(Items from a data source)
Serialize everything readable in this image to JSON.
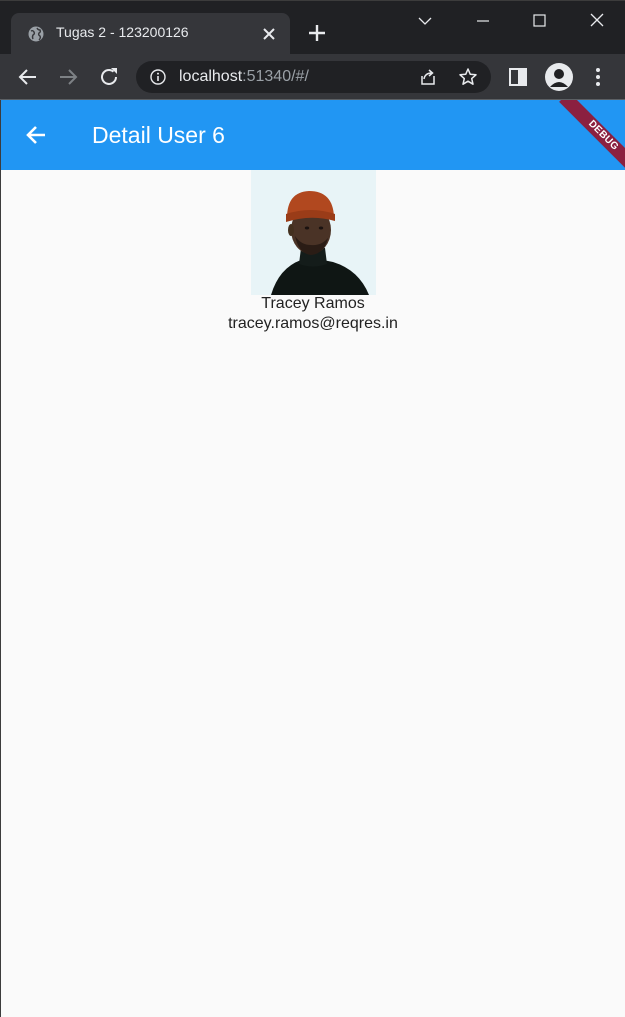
{
  "browser": {
    "tab_title": "Tugas 2 - 123200126",
    "url_host": "localhost",
    "url_path": ":51340/#/",
    "icons": [
      "globe-icon",
      "close-icon",
      "plus-icon",
      "chevron-down-icon",
      "minimize-icon",
      "maximize-icon",
      "window-close-icon",
      "back-icon",
      "forward-icon",
      "reload-icon",
      "info-icon",
      "share-icon",
      "star-icon",
      "side-panel-icon",
      "profile-icon",
      "more-vert-icon"
    ]
  },
  "app": {
    "title": "Detail User 6",
    "debug_label": "DEBUG",
    "colors": {
      "appbar": "#2196f3",
      "debug_ribbon": "#8b2040",
      "background": "#fafafa"
    }
  },
  "user": {
    "name": "Tracey Ramos",
    "email": "tracey.ramos@reqres.in"
  }
}
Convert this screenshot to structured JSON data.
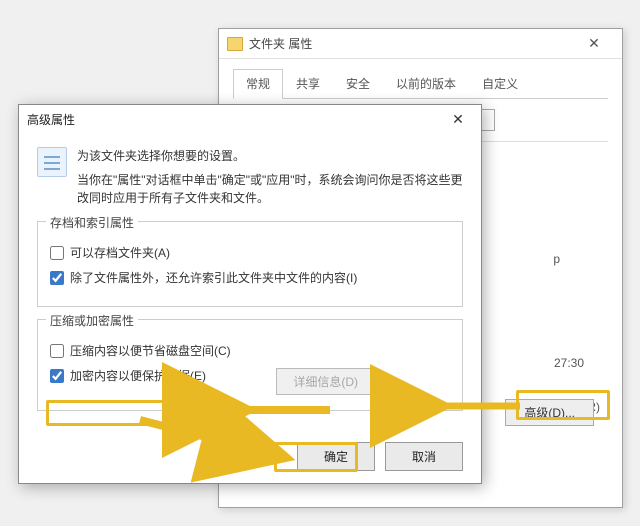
{
  "parent_window": {
    "title": "文件夹 属性",
    "tabs": [
      "常规",
      "共享",
      "安全",
      "以前的版本",
      "自定义"
    ],
    "active_tab": 0,
    "visible_suffix_1": "p",
    "visible_suffix_2": "27:30",
    "visible_suffix_3": "中的文件)(R)",
    "advanced_button": "高级(D)..."
  },
  "child_dialog": {
    "title": "高级属性",
    "info_line1": "为该文件夹选择你想要的设置。",
    "info_line2": "当你在\"属性\"对话框中单击\"确定\"或\"应用\"时，系统会询问你是否将这些更改同时应用于所有子文件夹和文件。",
    "group1": {
      "legend": "存档和索引属性",
      "cb1": {
        "label": "可以存档文件夹(A)",
        "checked": false
      },
      "cb2": {
        "label": "除了文件属性外，还允许索引此文件夹中文件的内容(I)",
        "checked": true
      }
    },
    "group2": {
      "legend": "压缩或加密属性",
      "cb1": {
        "label": "压缩内容以便节省磁盘空间(C)",
        "checked": false
      },
      "cb2": {
        "label": "加密内容以便保护数据(E)",
        "checked": true
      },
      "details_btn": "详细信息(D)"
    },
    "ok": "确定",
    "cancel": "取消"
  }
}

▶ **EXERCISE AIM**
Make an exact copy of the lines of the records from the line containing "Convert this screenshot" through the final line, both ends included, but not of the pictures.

▶ **WRITTEN REPLY**
Convert this screenshot to structured JSON data.
{
  "parent_window": {
    "title": "文件夹 属性",
    "tabs": [
      "常规",
      "共享",
      "安全",
      "以前的版本",
      "自定义"
    ],
    "active_tab": 0,
    "visible_suffix_1": "p",
    "visible_suffix_2": "27:30",
    "visible_suffix_3": "中的文件)(R)",
    "advanced_button": "高级(D)..."
  },
  "child_dialog": {
    "title": "高级属性",
    "info_line1": "为该文件夹选择你想要的设置。",
    "info_line2": "当你在\"属性\"对话框中单击\"确定\"或\"应用\"时，系统会询问你是否将这些更改同时应用于所有子文件夹和文件。",
    "group1": {
      "legend": "存档和索引属性",
      "cb1": {
        "label": "可以存档文件夹(A)",
        "checked": false
      },
      "cb2": {
        "label": "除了文件属性外，还允许索引此文件夹中文件的内容(I)",
        "checked": true
      }
    },
    "group2": {
      "legend": "压缩或加密属性",
      "cb1": {
        "label": "压缩内容以便节省磁盘空间(C)",
        "checked": false
      },
      "cb2": {
        "label": "加密内容以便保护数据(E)",
        "checked": true
      },
      "details_btn": "详细信息(D)"
    },
    "ok": "确定",
    "cancel": "取消"
  }
}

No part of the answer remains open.